JPEG High Fine Approx. 3.3MB (2640×1760)
Normal Approx. 1.9MB (2640×1760)
Basic Approx. 1.4MB (2640×1760)
Wide Fine Approx. 2.7MB (2640×1485)
Normal Approx. 1.6MB (2640×1485)
Basic Approx. 1.2MB (2640×1485)
Medium Fine Approx. 1.6MB (1872×1248)
Normal Approx. 0.9MB (1872×1248)
Basic Approx. 0.7MB (1872×1248)
Low Fine Approx. 0.8MB (1312× 880)
Normal Approx. 0.5MB (1312× 880)
Basic Approx. 0.3MB (1312× 880)
File Size/Movie QVGA:320×240 (30 Frames Per Second), Approximately 30minutes is possible with a 1GB SD Card.
White Balance 8 types (Auto, Sunlight, Shade, Overcast, Incandescent, Fluorescent, Flash, Custom)
ISO Sensitivity AUTO (ISO 100–ISO 200): With Flash (ISO 100–ISO 400) ,ISO 50, ISO 100, ISO 200, ISO 400, ISO 800, (ISO 1600– 3200 in Raw mode only)
Color Mode 7 types (Standard, Vivid, Neutral, Portrait, Landscape, B&W, Sepia)
Auto Focus Type Contrast Detection Type

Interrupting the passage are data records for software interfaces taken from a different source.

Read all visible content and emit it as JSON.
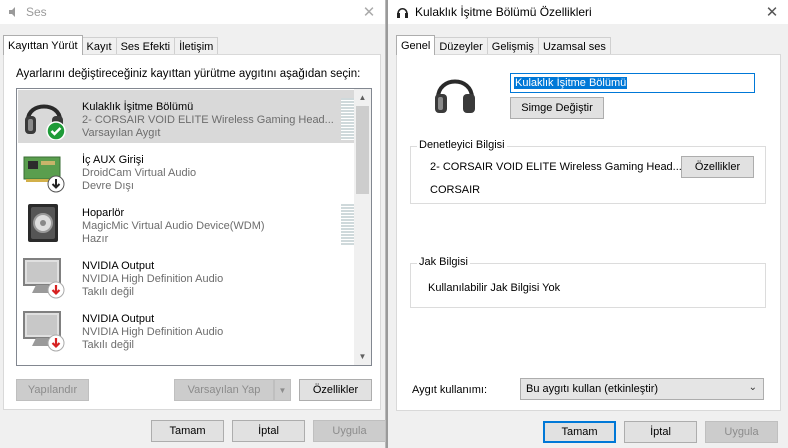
{
  "left_window": {
    "title": "Ses",
    "close_glyph": "✕",
    "tabs": [
      "Kayıttan Yürüt",
      "Kayıt",
      "Ses Efekti",
      "İletişim"
    ],
    "instruction": "Ayarlarını değiştireceğiniz kayıttan yürütme aygıtını aşağıdan seçin:",
    "devices": [
      {
        "name": "Kulaklık İşitme Bölümü",
        "desc": "2- CORSAIR VOID ELITE Wireless Gaming Head...",
        "status": "Varsayılan Aygıt",
        "icon": "headset-icon",
        "badge": "check-badge"
      },
      {
        "name": "İç AUX Girişi",
        "desc": "DroidCam Virtual Audio",
        "status": "Devre Dışı",
        "icon": "sound-card-icon",
        "badge": "down-arrow-badge"
      },
      {
        "name": "Hoparlör",
        "desc": "MagicMic Virtual Audio Device(WDM)",
        "status": "Hazır",
        "icon": "speaker-icon",
        "badge": ""
      },
      {
        "name": "NVIDIA Output",
        "desc": "NVIDIA High Definition Audio",
        "status": "Takılı değil",
        "icon": "monitor-icon",
        "badge": "red-down-arrow-badge"
      },
      {
        "name": "NVIDIA Output",
        "desc": "NVIDIA High Definition Audio",
        "status": "Takılı değil",
        "icon": "monitor-icon",
        "badge": "red-down-arrow-badge"
      }
    ],
    "buttons": {
      "configure": "Yapılandır",
      "set_default": "Varsayılan Yap",
      "properties": "Özellikler",
      "ok": "Tamam",
      "cancel": "İptal",
      "apply": "Uygula"
    }
  },
  "right_window": {
    "title": "Kulaklık İşitme Bölümü Özellikleri",
    "close_glyph": "✕",
    "tabs": [
      "Genel",
      "Düzeyler",
      "Gelişmiş",
      "Uzamsal ses"
    ],
    "device_name_value": "Kulaklık İşitme Bölümü",
    "change_icon_button": "Simge Değiştir",
    "controller": {
      "legend": "Denetleyici Bilgisi",
      "device": "2- CORSAIR VOID ELITE Wireless Gaming Head...",
      "manufacturer": "CORSAIR",
      "properties_button": "Özellikler"
    },
    "jack": {
      "legend": "Jak Bilgisi",
      "text": "Kullanılabilir Jak Bilgisi Yok"
    },
    "usage_label": "Aygıt kullanımı:",
    "usage_value": "Bu aygıtı kullan (etkinleştir)",
    "buttons": {
      "ok": "Tamam",
      "cancel": "İptal",
      "apply": "Uygula"
    }
  },
  "colors": {
    "accent": "#0078d7",
    "selection": "#d9d9d9",
    "check_green": "#1e9b38",
    "arrow_red": "#d62020"
  }
}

AF Point Selection Selection of 1point from 9points
Focus Lock Shutter release halfway-down position (From Menu Settings AE Lock is possible by AE lock button)
Manual Focus Dial Type
Shutter Type Electronically controlled lens shutter
Shutter Speed 1/2000sec to 15sec: The maximum shutter speed is varied depending on F value.
Metering System TTL Full Aperture Metering [1]Evaluative Metering, [2]Center Weighted Average Metering, [3]Spot Metering
Exposure Control System [P]Program AE, [S]Shutter Priority AE, [A]Aperture Priority AE, [M] Manual
Exposure Compensation 1/3 EV Steps up to±3EV for Appropriate Exposure
Auto Bracketing 3 pictures in appropriate, under and over exposure levels. It can be set in 1/3EV stop increments up to ±3EV.
Built-in Flash Pop-up (Manual)
Guide Number 6(ISO100/m)
Built-in Flash Coverage Range 30cm to 2.1m (ISO200)
External Flash Hot shoe (X Sync. Contact, dedicated contacts)
Drive Modes [1]Single, [2]Continuous (3 Frames/second), [3]Self Timer (2sec./10sec.)
LCD Monitor Type TFT Color LCD Monitor
Monitor Size and Pixels 2.5inches / Approx. 230,000 dots
LCD Monitor Language English/Japanese/German/French/Spanish/Italian/Chinese (Simplified)/ Korean/ Russian
Interfaces USB (USB2.0), Video Out (NTSC/PAL),Audio Out (Monaural)
Power Dedicated Li-ion Battery BP-31, Battery Charger BC-31, AC Adapter (Optional)
Battery Life Approx.250 shots(25℃)
Dimensions 113.3mm/4.5″(W)×59.5mm/2.3″(H)×50.3mm/2″(D)
Weight 250g/ 8.8oz. (excluding batteries and card)
DP1x Accessories Li-ion Battery BP-31, Battery Charger BC-31, Lens Cap LCP-11, Neck Strap NS-11, Soft Case CS-70, Hot Shoe Cover HSC-11, USB Cable, Video Cable, SIGMA Photo Pro Disc, Instruction Manual